“Fifteen years ago the logo sold the product, but many people are now proud and happy to get into a NIO or an XPENG,” says Tu Le, founder of Sino Auto Insights, adding that, “Digital natives are much more receptive to local domestic brands than their parents.”
For all the hype around local EV brands, it’s worth noting that Tesla itself claimed second and third spots in the EV sales charts behind only the Wuling Mini EV, with both the Model Y and Model 3 selling over 120,000 units apiece. But while Tesla flew the flag for foreign brands in China, there was less love in the market for VW’s new ID-series models, which had a slow start but have gained momentum.

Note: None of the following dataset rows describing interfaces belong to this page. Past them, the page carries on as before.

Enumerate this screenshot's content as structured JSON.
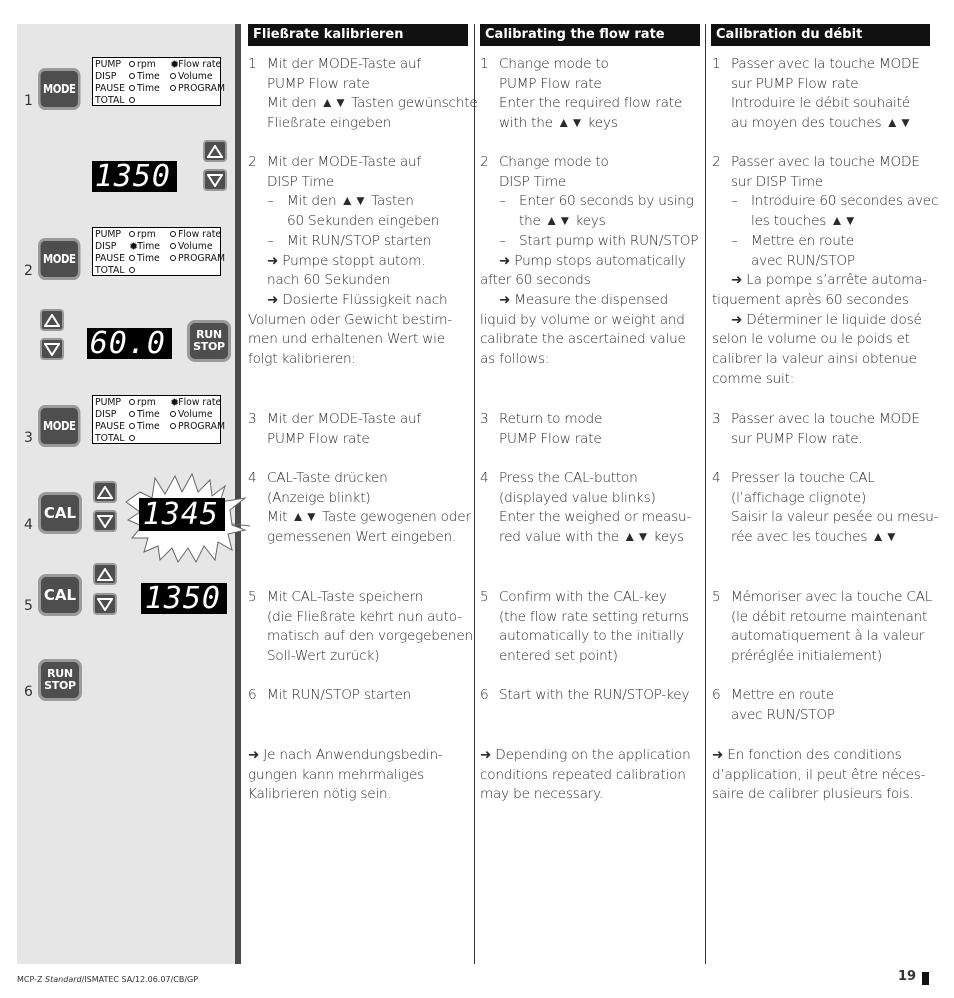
{
  "left_panel": {
    "step_numbers": [
      "1",
      "2",
      "3",
      "4",
      "5",
      "6"
    ],
    "keys": {
      "mode": "MODE",
      "cal": "CAL",
      "run_line1": "RUN",
      "run_line2": "STOP"
    },
    "displays": {
      "step1": "1350",
      "step2": "60.0",
      "step4": "1345",
      "step5": "1350"
    },
    "mode_indicator": {
      "rows": [
        {
          "label": "PUMP",
          "opt1": "rpm",
          "opt2": "Flow rate"
        },
        {
          "label": "DISP",
          "opt1": "Time",
          "opt2": "Volume"
        },
        {
          "label": "PAUSE",
          "opt1": "Time",
          "opt2": "PROGRAM"
        },
        {
          "label": "TOTAL",
          "opt1": "",
          "opt2": ""
        }
      ],
      "step1_active": "PUMP Flow rate",
      "step2_active": "DISP Time",
      "step3_active": "PUMP Flow rate"
    }
  },
  "columns": {
    "de": {
      "heading": "Fließrate kalibrieren",
      "steps": {
        "s1": [
          "Mit der MODE-Taste auf",
          "PUMP Flow rate",
          "Mit den ▲▼ Tasten gewünschte",
          "Fließrate eingeben"
        ],
        "s2": {
          "lines": [
            "Mit der MODE-Taste auf",
            "DISP Time"
          ],
          "sub1": [
            "Mit den ▲▼ Tasten",
            "60 Sekunden eingeben"
          ],
          "sub2": "Mit RUN/STOP starten",
          "note1": [
            "➜ Pumpe stoppt autom.",
            "nach 60 Sekunden"
          ],
          "note2": [
            "➜ Dosierte Flüssigkeit nach",
            "Volumen oder Gewicht bestim-",
            "men und erhaltenen Wert wie",
            "folgt kalibrieren:"
          ]
        },
        "s3": [
          "Mit der MODE-Taste auf",
          "PUMP Flow rate"
        ],
        "s4": [
          "CAL-Taste drücken",
          "(Anzeige blinkt)",
          "Mit ▲▼ Taste gewogenen oder",
          "gemessenen Wert eingeben."
        ],
        "s5": [
          "Mit CAL-Taste speichern",
          "(die Fließrate kehrt nun auto-",
          "matisch auf den vorgegebenen",
          "Soll-Wert zurück)"
        ],
        "s6": [
          "Mit RUN/STOP starten"
        ],
        "final": [
          "➜ Je nach Anwendungsbedin-",
          "gungen kann mehrmaliges",
          "Kalibrieren nötig sein."
        ]
      }
    },
    "en": {
      "heading": "Calibrating the flow rate",
      "steps": {
        "s1": [
          "Change mode to",
          "PUMP Flow rate",
          "Enter the required flow rate",
          "with the ▲▼ keys"
        ],
        "s2": {
          "lines": [
            "Change mode to",
            "DISP Time"
          ],
          "sub1": [
            "Enter 60 seconds by using",
            "the ▲▼ keys"
          ],
          "sub2": "Start pump with RUN/STOP",
          "note1": [
            "➜ Pump stops automatically",
            "after 60 seconds"
          ],
          "note2": [
            "➜ Measure the dispensed",
            "liquid by volume or weight and",
            "calibrate the ascertained value",
            "as follows:"
          ]
        },
        "s3": [
          "Return to mode",
          "PUMP Flow rate"
        ],
        "s4": [
          "Press the CAL-button",
          "(displayed value blinks)",
          "Enter the weighed or measu-",
          "red value with the ▲▼ keys"
        ],
        "s5": [
          "Confirm with the CAL-key",
          "(the flow rate setting returns",
          "automatically to the initially",
          "entered set point)"
        ],
        "s6": [
          "Start with the RUN/STOP-key"
        ],
        "final": [
          "➜ Depending on the application",
          "conditions repeated calibration",
          "may be necessary."
        ]
      }
    },
    "fr": {
      "heading": "Calibration du débit",
      "steps": {
        "s1": [
          "Passer avec la touche MODE",
          "sur PUMP Flow rate",
          "Introduire le débit souhaité",
          "au moyen des touches ▲▼"
        ],
        "s2": {
          "lines": [
            "Passer avec la touche MODE",
            "sur DISP Time"
          ],
          "sub1": [
            "Introduire 60 secondes avec",
            "les touches ▲▼"
          ],
          "sub2_lines": [
            "Mettre en route",
            "avec RUN/STOP"
          ],
          "note1": [
            "➜ La pompe s’arrête automa-",
            "tiquement après 60 secondes"
          ],
          "note2": [
            "➜ Déterminer le liquide dosé",
            "selon le volume ou le poids et",
            "calibrer la valeur ainsi obtenue",
            "comme suit:"
          ]
        },
        "s3": [
          "Passer avec la touche MODE",
          "sur PUMP Flow rate."
        ],
        "s4": [
          "Presser la touche CAL",
          "(l’affichage clignote)",
          "Saisir la valeur pesée ou mesu-",
          "rée avec les touches ▲▼"
        ],
        "s5": [
          "Mémoriser avec la touche CAL",
          "(le débit retourne maintenant",
          "automatiquement à la valeur",
          "préréglée initialement)"
        ],
        "s6": [
          "Mettre en route",
          "avec RUN/STOP"
        ],
        "final": [
          "➜  En fonction des conditions",
          "d’application, il peut être néces-",
          "saire de calibrer plusieurs fois."
        ]
      }
    }
  },
  "footer": {
    "doc_prefix": "MCP-Z ",
    "doc_italic": "Standard",
    "doc_suffix": "/ISMATEC SA/12.06.07/CB/GP",
    "page_number": "19"
  }
}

VW forecast a conservative estimate of 80-100,000 ID series sales for 2021 but unofficial figures for the full year have fallen way short at around 67,000. This couples with a sizeable fall in sales of domestically-produced cars, down from an average of 264,495 units per month in the second half of 2020, to just 174,384 in the five months leading to December 2021. 2022 will be a critical year for the brand’s EVs in China, especially with new competition from fellow foreigners Ford and Cadillac with their Mustang Mach E and Lyriq SUV.

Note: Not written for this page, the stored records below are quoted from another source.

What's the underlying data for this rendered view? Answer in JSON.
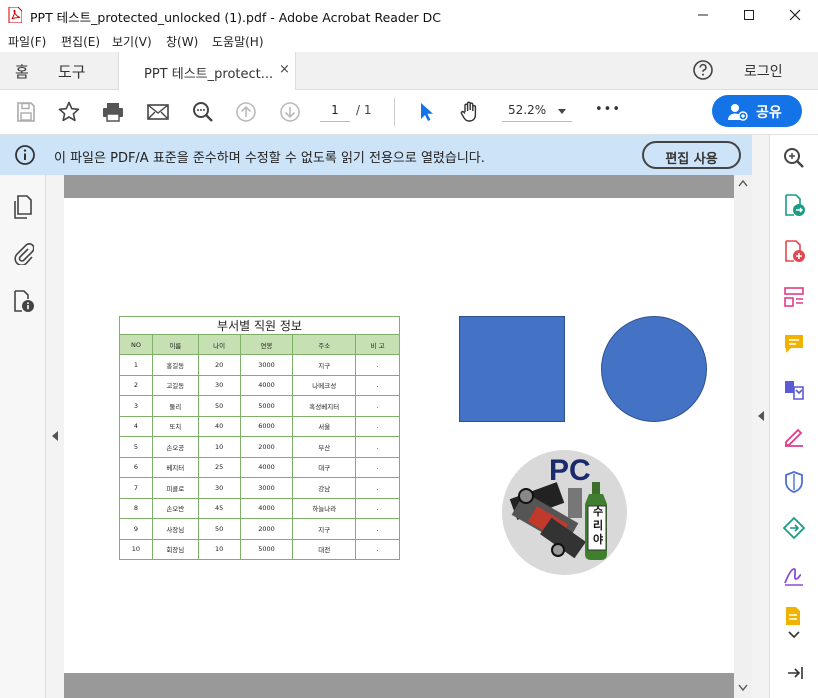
{
  "window": {
    "title": "PPT 테스트_protected_unlocked (1).pdf - Adobe Acrobat Reader DC",
    "icon": "acrobat-pdf-icon"
  },
  "menu": [
    "파일(F)",
    "편집(E)",
    "보기(V)",
    "창(W)",
    "도움말(H)"
  ],
  "tabs": {
    "home": "홈",
    "tools": "도구",
    "document": "PPT 테스트_protect...",
    "close": "×",
    "login": "로그인"
  },
  "toolbar": {
    "page_current": "1",
    "page_total": "/ 1",
    "zoom": "52.2%",
    "more": "•••",
    "share": "공유"
  },
  "info": {
    "message": "이 파일은 PDF/A 표준을 준수하며 수정할 수 없도록 읽기 전용으로 열렸습니다.",
    "edit_button": "편집 사용"
  },
  "colors": {
    "accent": "#1473e6",
    "infobar": "#cde3f7",
    "table_header": "#c6e0b4",
    "table_border": "#7fb06a",
    "shape_fill": "#4472c4"
  },
  "document": {
    "table": {
      "title": "부서별 직원 정보",
      "headers": [
        "NO",
        "이름",
        "나이",
        "연봉",
        "주소",
        "비 고"
      ],
      "rows": [
        [
          "1",
          "홍길동",
          "20",
          "3000",
          "지구",
          "."
        ],
        [
          "2",
          "고길동",
          "30",
          "4000",
          "나메크성",
          "."
        ],
        [
          "3",
          "둘리",
          "50",
          "5000",
          "혹성베지터",
          "."
        ],
        [
          "4",
          "또치",
          "40",
          "6000",
          "서울",
          "."
        ],
        [
          "5",
          "손오공",
          "10",
          "2000",
          "부산",
          "."
        ],
        [
          "6",
          "베지터",
          "25",
          "4000",
          "대구",
          "."
        ],
        [
          "7",
          "피콜로",
          "30",
          "3000",
          "강남",
          "."
        ],
        [
          "8",
          "손오반",
          "45",
          "4000",
          "하늘나라",
          "."
        ],
        [
          "9",
          "사장님",
          "50",
          "2000",
          "지구",
          "."
        ],
        [
          "10",
          "회장님",
          "10",
          "5000",
          "대전",
          "."
        ]
      ]
    },
    "logo": {
      "text": "PC",
      "bottle_text": "수리야"
    }
  }
}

No analysis of the 2021 figures would be complete without recognising the incredible impact of the Wuling Mini EV. Launched in mid-2020, the car has allowed young Chinese consumers onto the road like nothing else since the Beetle or Model T. Spurred on by a 35,000 RMB starting price (just over £4,000), almost 400,000 Mini EVs found a home in China in 2021 and they have proven especially popular with women under 35 years old, a difficult market to capture. A mind-boggling array of customisation options, and a soon-to-be-launched cabrio version, have sustained intense interest throughout the product’s lifecycle. “The Wuling Mini EV is the little train that could. It started off really hot and hasn’t slowed down. It’s almost a transactional buy since it’s so cheap”, says Tu Le.
“People forget that there are still hundreds of millions of Chinese people who live in cities lower than tier 2,” Tu Le adds, referring to the unofficial hierarchy of Chinese cities which is based on GDP, politics, and population. Only five cities, Beijing, Shanghai, Guangzhou, Tianjin and Chongqing, are considered tier 1 cities, while a further 30 cities make up tier 2, according to South China Morning Post. In total, more than 160 cities in China house over 1 million inhabitants, and the Mini EV has found a clear route into the hearts of many.